Before launching into this brief review of the Arduino Due, it's important to note that this beefy complement to the ATMega based Arduino boards is absolutely not Arduino's answer to the Raspberry Pi. It may feature an ARM-based processor, but still adopts the bare-metal programming of its siblings meaning it's a very different beast. The Due is an extremely low power, low resource, experimentation/rapid development board designed to demonstrate a basic hardware template that you can adapt and evolve to suit your needs and eventually build into a finished, shipping product.
The Due gives you a chance to get hands-on with its 32-bit, 84Mhz ARM-Cortex A3 processor; the SAM3X8E. It doesn't do much to abstract away the complexity of its hardware, making getting down and dirty with registers much easier, and doesn't give you any operating system to deal with. That means no linux. There's nothing stopping you from writing one or using an existing RTOS like ChibiOS, FreeRTOS or NilRTOS. Don't get these confused with the likes of Linux, though, an Operating System on an Arduino is extremely barebones and designed specifically for realtime hardware control.
That's not to say the Due doesn't have some overlap in functionality with the Pi, but in reality this overlap is small. The Due boasts digital inputs/outputs, analogue inputs, PWM outputs and, for the first time ever on an Arduino, a DAC driving a pair of real analogue outputs; providing variable output voltage rather than simply relying on Pulse-Width Modulation. Flexibility is the name of the game, and the Due has it in droves.
When it was announced back in October 2012, the Due met with controversy due to its lower IO voltage, the same 3.3v as the Pi, which makes it incompatible with some existing designs, tutorials and expansion boards ( also known as Shields ). Months since it's launch, many Arduino libraries will not work on, or even compile for, the radically different microprocessor but this shouldn't put you off- the vibrant Arduino community will eventually work wonders with the Due, and being a part of that is both challenging and rewarding.

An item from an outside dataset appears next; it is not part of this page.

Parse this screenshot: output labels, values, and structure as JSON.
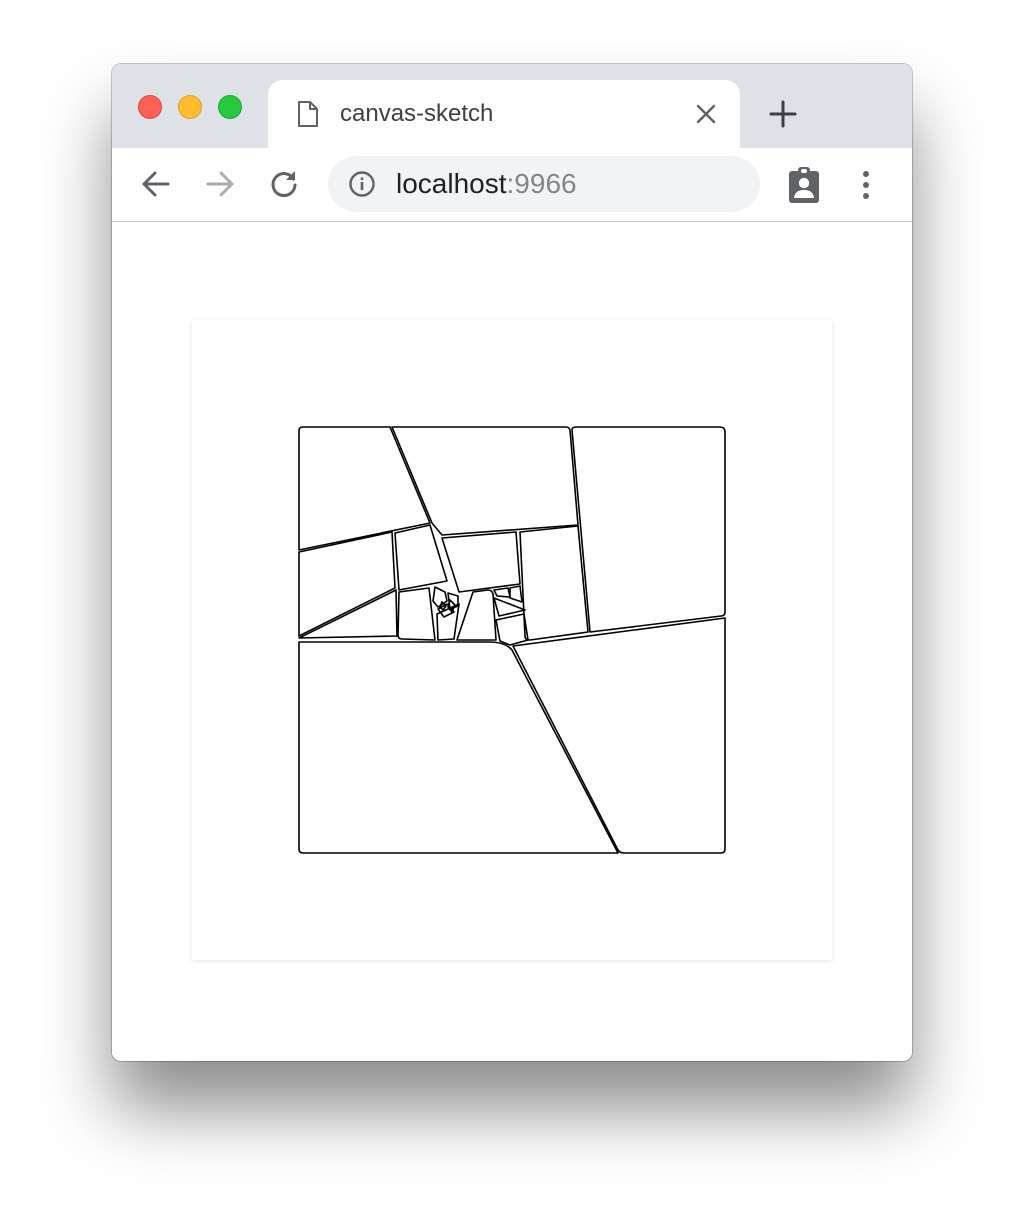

Despite a slow start brought on by its complete paradigm shift in the processor department, the Due is gaining traction. As more people pick it up and explore what it's capable of the community support gets better and better. Since getting my hands on the Due I have played with some great existing libraries, most notably Arduino Due VGA (http://stimmer.github.io/DueVGA/), and slapped up some code of my own to read a MegaDrive Controller. I had fun, I experienced the raw power of the Due first hand, and I'm excited to see just how much further I can push it.